[[ Entries provided open ]]
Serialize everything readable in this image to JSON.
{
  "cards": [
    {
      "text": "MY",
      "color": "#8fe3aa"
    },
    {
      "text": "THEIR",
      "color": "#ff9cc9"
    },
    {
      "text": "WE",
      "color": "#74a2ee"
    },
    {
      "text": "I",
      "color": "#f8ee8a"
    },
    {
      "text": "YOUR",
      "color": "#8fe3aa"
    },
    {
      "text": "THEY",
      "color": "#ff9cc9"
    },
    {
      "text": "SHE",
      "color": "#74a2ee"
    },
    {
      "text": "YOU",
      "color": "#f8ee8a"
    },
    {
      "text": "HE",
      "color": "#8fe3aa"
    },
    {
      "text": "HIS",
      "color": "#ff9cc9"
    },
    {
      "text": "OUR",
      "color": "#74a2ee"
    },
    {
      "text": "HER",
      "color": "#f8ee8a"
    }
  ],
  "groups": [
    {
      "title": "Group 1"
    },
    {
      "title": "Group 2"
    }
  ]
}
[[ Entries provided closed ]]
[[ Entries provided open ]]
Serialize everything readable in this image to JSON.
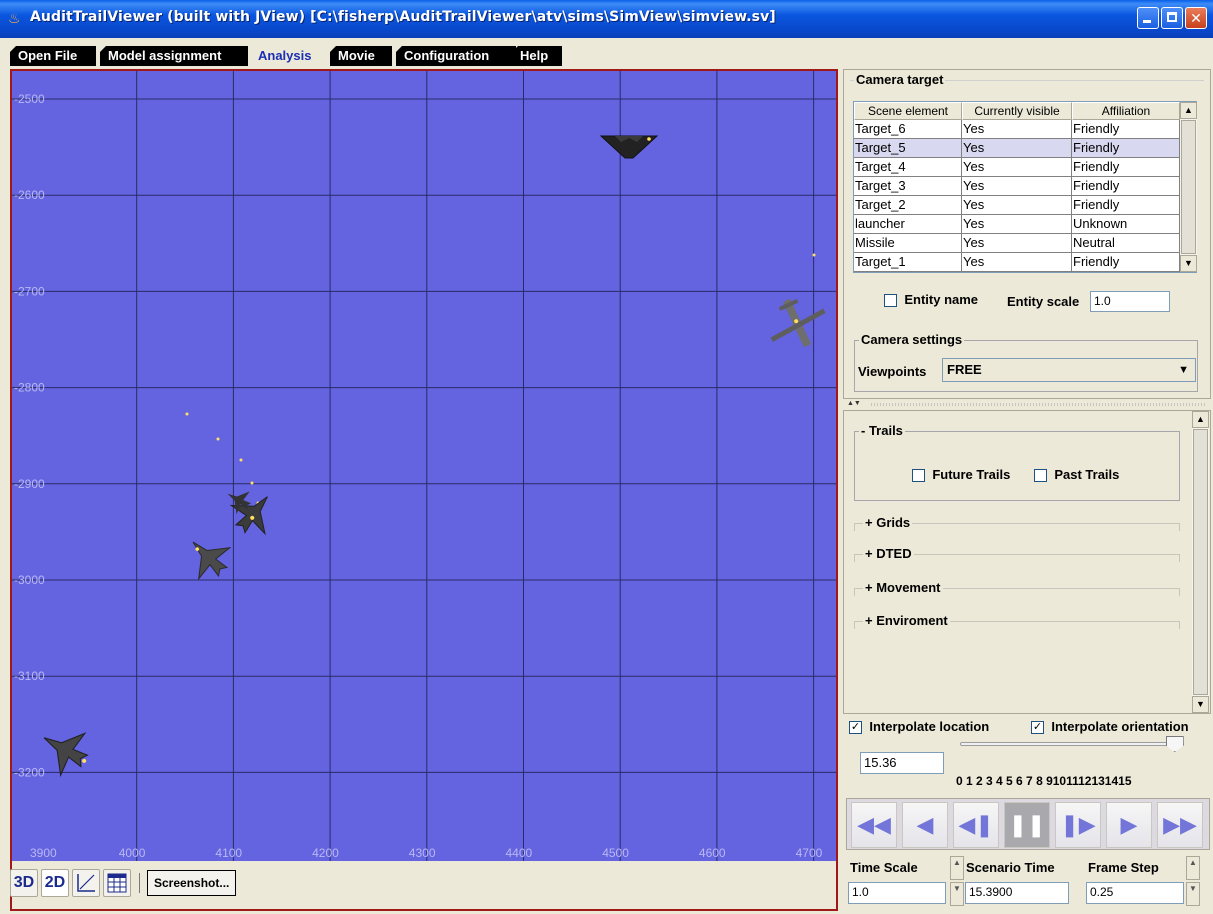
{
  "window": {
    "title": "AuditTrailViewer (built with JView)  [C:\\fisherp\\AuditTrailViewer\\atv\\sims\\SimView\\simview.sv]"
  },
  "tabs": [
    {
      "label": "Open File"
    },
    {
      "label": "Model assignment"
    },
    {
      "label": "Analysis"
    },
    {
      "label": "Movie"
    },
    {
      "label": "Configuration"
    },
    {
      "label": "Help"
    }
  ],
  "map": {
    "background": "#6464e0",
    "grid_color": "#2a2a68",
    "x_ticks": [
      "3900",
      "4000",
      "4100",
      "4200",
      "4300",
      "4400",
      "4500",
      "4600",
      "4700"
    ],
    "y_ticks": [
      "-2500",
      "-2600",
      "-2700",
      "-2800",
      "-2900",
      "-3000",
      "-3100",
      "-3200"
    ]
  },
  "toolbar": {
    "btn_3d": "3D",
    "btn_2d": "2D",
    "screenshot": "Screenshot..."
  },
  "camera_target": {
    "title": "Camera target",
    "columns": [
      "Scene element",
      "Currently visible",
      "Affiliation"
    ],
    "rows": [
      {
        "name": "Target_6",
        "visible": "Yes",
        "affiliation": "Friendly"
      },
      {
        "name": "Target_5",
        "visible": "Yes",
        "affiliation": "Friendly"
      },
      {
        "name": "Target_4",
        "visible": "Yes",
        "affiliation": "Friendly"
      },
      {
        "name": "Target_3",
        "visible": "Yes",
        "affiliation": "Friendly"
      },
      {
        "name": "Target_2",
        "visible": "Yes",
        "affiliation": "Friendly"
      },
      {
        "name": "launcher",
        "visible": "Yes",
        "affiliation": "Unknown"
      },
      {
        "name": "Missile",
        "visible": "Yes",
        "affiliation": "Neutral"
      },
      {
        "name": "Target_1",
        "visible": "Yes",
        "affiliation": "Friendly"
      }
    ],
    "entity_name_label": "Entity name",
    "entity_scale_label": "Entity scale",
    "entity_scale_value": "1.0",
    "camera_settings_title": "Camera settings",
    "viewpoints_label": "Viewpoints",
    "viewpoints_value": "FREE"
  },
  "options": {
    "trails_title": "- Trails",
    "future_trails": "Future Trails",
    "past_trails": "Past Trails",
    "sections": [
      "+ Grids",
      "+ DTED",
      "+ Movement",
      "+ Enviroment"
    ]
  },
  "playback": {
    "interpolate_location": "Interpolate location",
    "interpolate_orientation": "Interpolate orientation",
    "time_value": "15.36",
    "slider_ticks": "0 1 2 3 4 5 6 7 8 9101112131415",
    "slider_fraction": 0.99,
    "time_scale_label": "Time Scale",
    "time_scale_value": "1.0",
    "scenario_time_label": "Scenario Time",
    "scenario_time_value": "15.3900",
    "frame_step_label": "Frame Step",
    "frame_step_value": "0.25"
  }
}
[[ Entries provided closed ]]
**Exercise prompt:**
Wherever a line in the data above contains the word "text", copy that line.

**Reply:**
      "text": "MY",
      "text": "THEIR",
      "text": "WE",
      "text": "I",
      "text": "YOUR",
      "text": "THEY",
      "text": "SHE",
      "text": "YOU",
      "text": "HE",
      "text": "HIS",
      "text": "OUR",
      "text": "HER",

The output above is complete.